By Idowu Akinlotan
THE latest in the controversial decisions of the Supreme Court is the judgment of the court in the pre-election case in Bayelsa State governorship election in which the governor-elect of the state, David Lyon and his Deputy, Biobarakuma Degi-Eremieoyo, were sacked on the eve of their inauguration. The apex court, in a unanimous judgment, reinstated the judgment of the Federal High Court that disqualified Mr Degi-Eremieoyo from participating in the governorship poll. The apex court held that since Mr Degi-Eremieoyo shared a joint ticket with the governor-elect, his disqualification afflicted their nomination by the All Progressive Congress (APC).
The decision of the apex court in Bayelsa governorship poll is diametrically opposed to the decision of the same court in the Kogi State governorship election four years ago, where the same court approved and sustained Governor Yahaya Bello’s election even when he contested the supplementary election without any running mate. This is, surely, inexplicable. These are two inconsistent judgments; yet, the Supreme Court fails to explain its departure from one to the other. Perhaps, it suffices to simply state here that if two decisions are inconsistent, one of them must be wrong. This has unfortunately led to many critics suggesting that the apex court is either inept or partisan.
Nigeria is passing through a most interesting but critical time in its judicial history. The attention of the whole world is focused on the nature and character of the judgments being churned out by the Supreme Court of Nigeria. Some of the decisions continue to send jitters through the spines of many people. In some cases, they are altogether shocking and embarrassing, even to the legal community in Nigeria and indeed the democratic world. These controversial judgments, undeniably, have gravely diminished the robust public image the Supreme Court enjoyed in the past.
The Supreme Court, in the past, was able to earn the respect and confidence of the people as a result of its ability to produce largely acceptable decisions. The court then was perceived as free from direct or indirect political influence, pressure and lobbying. The men that constituted the court then were characterised as brilliant, reflective, honest and industrious. They were imbued with deep learning, courage and uprightness. Their decisions were convincing even to the unlearned, and unassailable to the learned; philosophical and predictable, and in consonance with good sense and established principles.
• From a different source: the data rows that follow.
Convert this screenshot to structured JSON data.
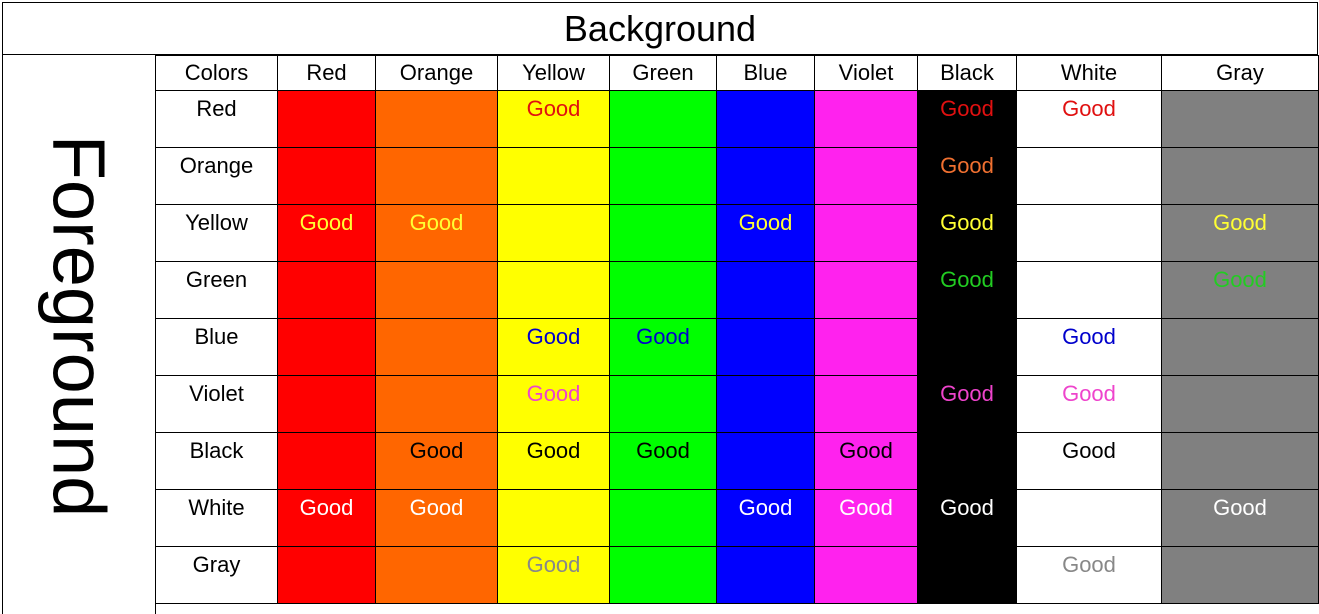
{
  "title": "Background",
  "side_label": "Foreground",
  "corner_label": "Colors",
  "colors": {
    "Red": {
      "bg": "#ff0000",
      "fg": "#e01010"
    },
    "Orange": {
      "bg": "#ff6600",
      "fg": "#f07030"
    },
    "Yellow": {
      "bg": "#ffff00",
      "fg": "#ffff33"
    },
    "Green": {
      "bg": "#00ff00",
      "fg": "#22cc22"
    },
    "Blue": {
      "bg": "#0000ff",
      "fg": "#0000cc"
    },
    "Violet": {
      "bg": "#ff22ee",
      "fg": "#ee44cc"
    },
    "Black": {
      "bg": "#000000",
      "fg": "#000000"
    },
    "White": {
      "bg": "#ffffff",
      "fg": "#ffffff"
    },
    "Gray": {
      "bg": "#808080",
      "fg": "#888888"
    }
  },
  "columns": [
    "Red",
    "Orange",
    "Yellow",
    "Green",
    "Blue",
    "Violet",
    "Black",
    "White",
    "Gray"
  ],
  "rows": [
    {
      "label": "Red",
      "cells": [
        "",
        "",
        "Good",
        "",
        "",
        "",
        "Good",
        "Good",
        ""
      ]
    },
    {
      "label": "Orange",
      "cells": [
        "",
        "",
        "",
        "",
        "",
        "",
        "Good",
        "",
        ""
      ]
    },
    {
      "label": "Yellow",
      "cells": [
        "Good",
        "Good",
        "",
        "",
        "Good",
        "",
        "Good",
        "",
        "Good"
      ]
    },
    {
      "label": "Green",
      "cells": [
        "",
        "",
        "",
        "",
        "",
        "",
        "Good",
        "",
        "Good"
      ]
    },
    {
      "label": "Blue",
      "cells": [
        "",
        "",
        "Good",
        "Good",
        "",
        "",
        "",
        "Good",
        ""
      ]
    },
    {
      "label": "Violet",
      "cells": [
        "",
        "",
        "Good",
        "",
        "",
        "",
        "Good",
        "Good",
        ""
      ]
    },
    {
      "label": "Black",
      "cells": [
        "",
        "Good",
        "Good",
        "Good",
        "",
        "Good",
        "",
        "Good",
        ""
      ]
    },
    {
      "label": "White",
      "cells": [
        "Good",
        "Good",
        "",
        "",
        "Good",
        "Good",
        "Good",
        "",
        "Good"
      ]
    },
    {
      "label": "Gray",
      "cells": [
        "",
        "",
        "Good",
        "",
        "",
        "",
        "",
        "Good",
        ""
      ]
    }
  ]
}
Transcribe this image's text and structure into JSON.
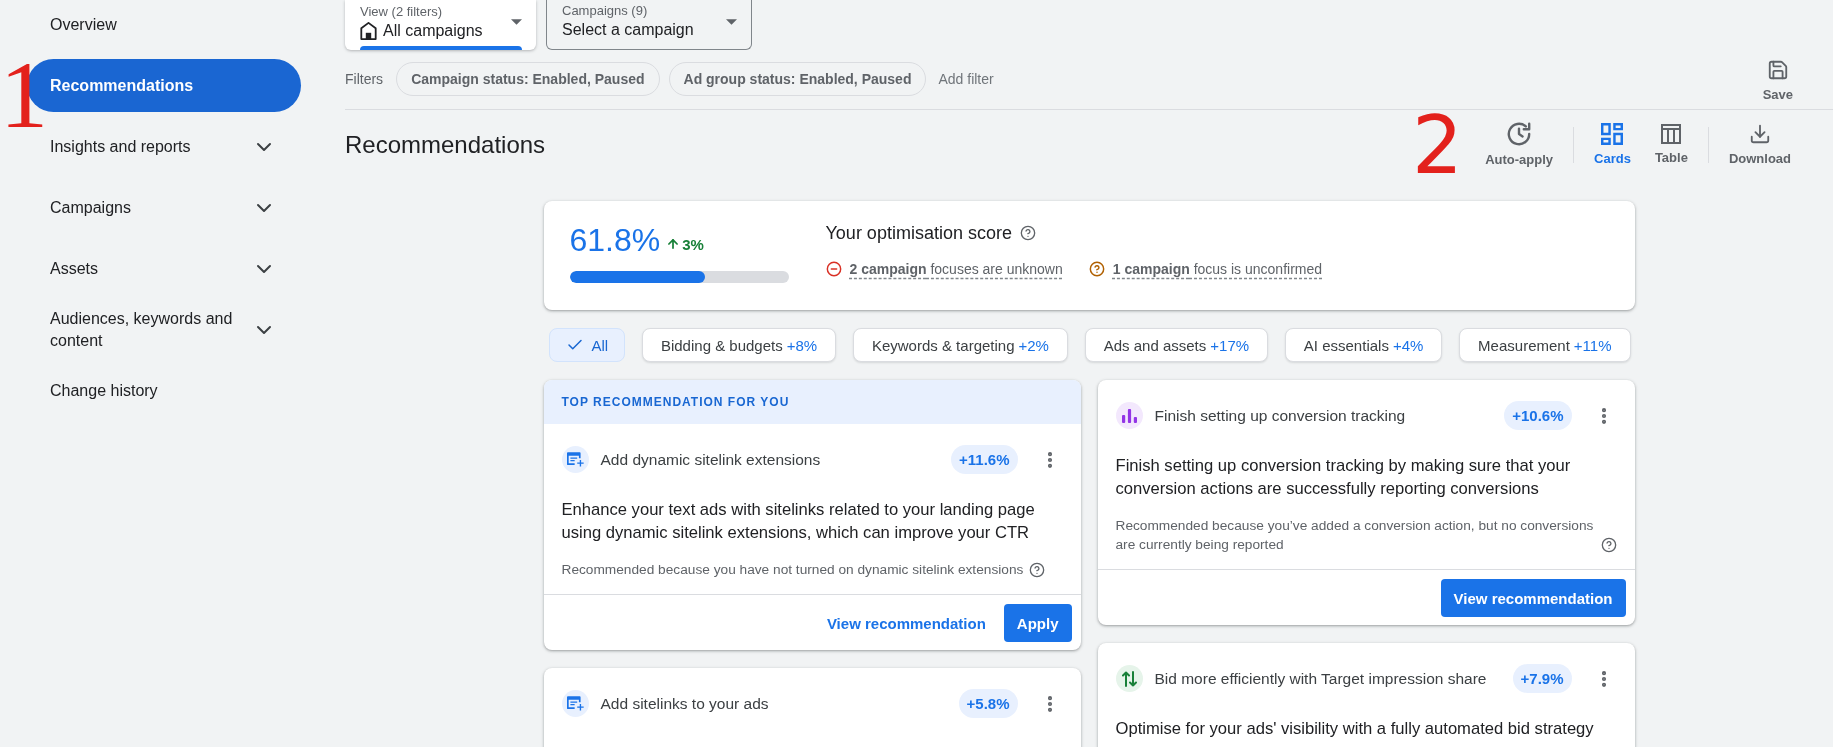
{
  "annotations": [
    {
      "label": "1"
    },
    {
      "label": "2"
    }
  ],
  "sidebar": {
    "items": [
      {
        "label": "Overview",
        "kind": "link",
        "selected": false
      },
      {
        "label": "Recommendations",
        "kind": "link",
        "selected": true
      },
      {
        "label": "Insights and reports",
        "kind": "group",
        "selected": false
      },
      {
        "label": "Campaigns",
        "kind": "group",
        "selected": false
      },
      {
        "label": "Assets",
        "kind": "group",
        "selected": false
      },
      {
        "label": "Audiences, keywords and content",
        "kind": "group",
        "selected": false
      },
      {
        "label": "Change history",
        "kind": "link",
        "selected": false
      }
    ]
  },
  "header": {
    "selects": [
      {
        "kind": "view",
        "label": "View (2 filters)",
        "value": "All campaigns"
      },
      {
        "kind": "campaign",
        "label": "Campaigns (9)",
        "value": "Select a campaign"
      }
    ],
    "filters": {
      "label": "Filters",
      "chips": [
        "Campaign status: Enabled, Paused",
        "Ad group status: Enabled, Paused"
      ],
      "add": "Add filter"
    },
    "save": "Save"
  },
  "page_title": "Recommendations",
  "toolbar": {
    "auto_apply": "Auto-apply",
    "views": [
      {
        "kind": "cards",
        "label": "Cards",
        "selected": true
      },
      {
        "kind": "table",
        "label": "Table",
        "selected": false
      }
    ],
    "download": "Download"
  },
  "score": {
    "value": "61.8%",
    "change": "3%",
    "level": 0.618,
    "title": "Your optimisation score",
    "issues": [
      {
        "kind": "error",
        "text": "**2 campaign** focuses are unknown"
      },
      {
        "kind": "warning",
        "text": "**1 campaign** focus is unconfirmed"
      }
    ]
  },
  "categories": [
    {
      "label": "All",
      "selected": true
    },
    {
      "label": "Bidding & budgets",
      "uplift": "+8%",
      "selected": false
    },
    {
      "label": "Keywords & targeting",
      "uplift": "+2%",
      "selected": false
    },
    {
      "label": "Ads and assets",
      "uplift": "+17%",
      "selected": false
    },
    {
      "label": "AI essentials",
      "uplift": "+4%",
      "selected": false
    },
    {
      "label": "Measurement",
      "uplift": "+11%",
      "selected": false
    }
  ],
  "columns": [
    {
      "cards": [
        {
          "banner": "TOP RECOMMENDATION FOR YOU",
          "kind": "sitelink",
          "title": "Add dynamic sitelink extensions",
          "uplift": "+11.6%",
          "description": "Enhance your text ads with sitelinks related to your landing page using dynamic sitelink extensions, which can improve your CTR",
          "reason": "Recommended because you have not turned on dynamic sitelink extensions",
          "actions": [
            {
              "kind": "link",
              "label": "View recommendation"
            },
            {
              "kind": "primary",
              "label": "Apply"
            }
          ]
        },
        {
          "kind": "sitelink",
          "title": "Add sitelinks to your ads",
          "uplift": "+5.8%"
        }
      ]
    },
    {
      "cards": [
        {
          "kind": "conversion",
          "title": "Finish setting up conversion tracking",
          "uplift": "+10.6%",
          "description": "Finish setting up conversion tracking by making sure that your conversion actions are successfully reporting conversions",
          "reason": "Recommended because you’ve added a conversion action, but no conversions are currently being reported",
          "actions": [
            {
              "kind": "primary",
              "label": "View recommendation"
            }
          ]
        },
        {
          "kind": "bidding",
          "title": "Bid more efficiently with Target impression share",
          "uplift": "+7.9%",
          "description": "Optimise for your ads' visibility with a fully automated bid strategy"
        }
      ]
    }
  ]
}
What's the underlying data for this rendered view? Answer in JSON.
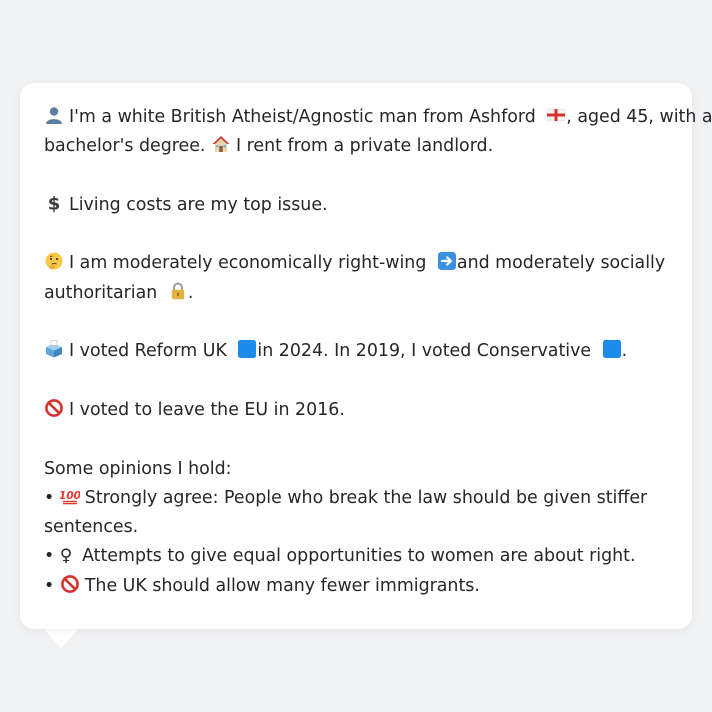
{
  "profile": {
    "intro_line1": "I'm a white British Atheist/Agnostic man from Ashford",
    "intro_line1_tail": ", aged 45, with a",
    "intro_line2_start": "bachelor's degree.",
    "intro_line2_end": "I rent from a private landlord.",
    "top_issue": "Living costs are my top issue.",
    "ideology_line1_start": "I am moderately economically right-wing",
    "ideology_line1_end": "and moderately socially",
    "ideology_line2": "authoritarian",
    "ideology_line2_tail": ".",
    "vote_2024": "I voted Reform UK",
    "vote_2019": "in 2024. In 2019, I voted Conservative",
    "vote_tail": ".",
    "brexit": "I voted to leave the EU in 2016.",
    "opinions_heading": "Some opinions I hold:",
    "bullet": "•",
    "opinion1_line1": "Strongly agree: People who break the law should be given stiffer",
    "opinion1_line2": "sentences.",
    "opinion2_symbol": "♀",
    "opinion2": "Attempts to give equal opportunities to women are about right.",
    "opinion3": "The UK should allow many fewer immigrants."
  },
  "colors": {
    "background": "#f1f2f4",
    "bubble": "#ffffff",
    "text": "#26262b",
    "reform_blue": "#1d8bea",
    "conservative_blue": "#1d8bea",
    "no_red": "#d8322e"
  },
  "icons": {
    "person": "person-silhouette-icon",
    "england_flag": "england-flag-icon",
    "house": "house-icon",
    "dollar": "dollar-sign-icon",
    "thinking": "thinking-face-icon",
    "right_arrow": "right-arrow-icon",
    "lock": "lock-icon",
    "ballot": "ballot-box-icon",
    "blue_square": "blue-square-icon",
    "prohibited": "prohibited-icon",
    "hundred": "hundred-points-icon",
    "female": "female-sign-icon"
  }
}
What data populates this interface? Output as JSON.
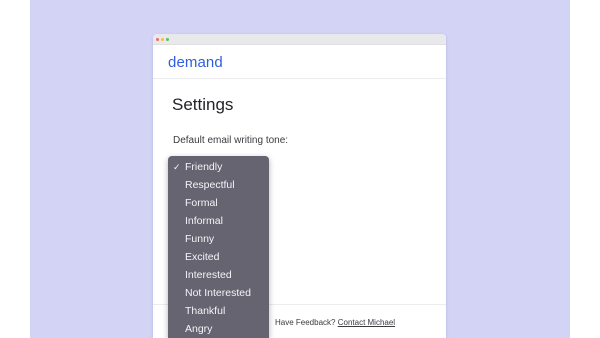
{
  "app": {
    "brand": "demand"
  },
  "settings": {
    "title": "Settings",
    "tone_label": "Default email writing tone:"
  },
  "tone_dropdown": {
    "selected": "Friendly",
    "check_glyph": "✓",
    "options": [
      "Friendly",
      "Respectful",
      "Formal",
      "Informal",
      "Funny",
      "Excited",
      "Interested",
      "Not Interested",
      "Thankful",
      "Angry"
    ]
  },
  "footer": {
    "feedback_prefix": "Have Feedback?",
    "contact_link": "Contact Michael"
  },
  "colors": {
    "backdrop": "#d3d3f6",
    "brand": "#2f5fe0",
    "dropdown_bg": "#666470",
    "traffic_red": "#f06a5f",
    "traffic_yellow": "#f5be3c",
    "traffic_green": "#56c257"
  }
}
Above all, their lordships, in the past, built a concrete and impregnable wall of integrity around themselves and walked around with dignity and respect. The Supreme Court, today, regrettably, has lost some of these sterling qualities and attributes.
The apex court is the ultimate court in the land. Its decision is virtually final and can be altered only through legislative intervention or another judgment of the court. The power of finality of the court over cases derives from the fact that no appeal lies to any other body or person from the determination of the Supreme Court. It is hoped that this power of finality is not being abused. It is well known and often said that because the decision of the Supreme Court is final does not necessarily mean that it is correct. The truth remains, however, that the justices of the court are human beings capable of errors. It will amount to an exercise in self-adoration and arrogance not to accept this obvious truth.
Beyond the shockwave of controversies which the decisions of the apex court continue to engender in recent times, which are controversial even for a final court, the judgments are largely platitudinous. One inescapable impression a scholar gets from reading some of these judgments is their general tedium. There is nothing inspiring in the language of the court to suggest that they are judgments of a final court.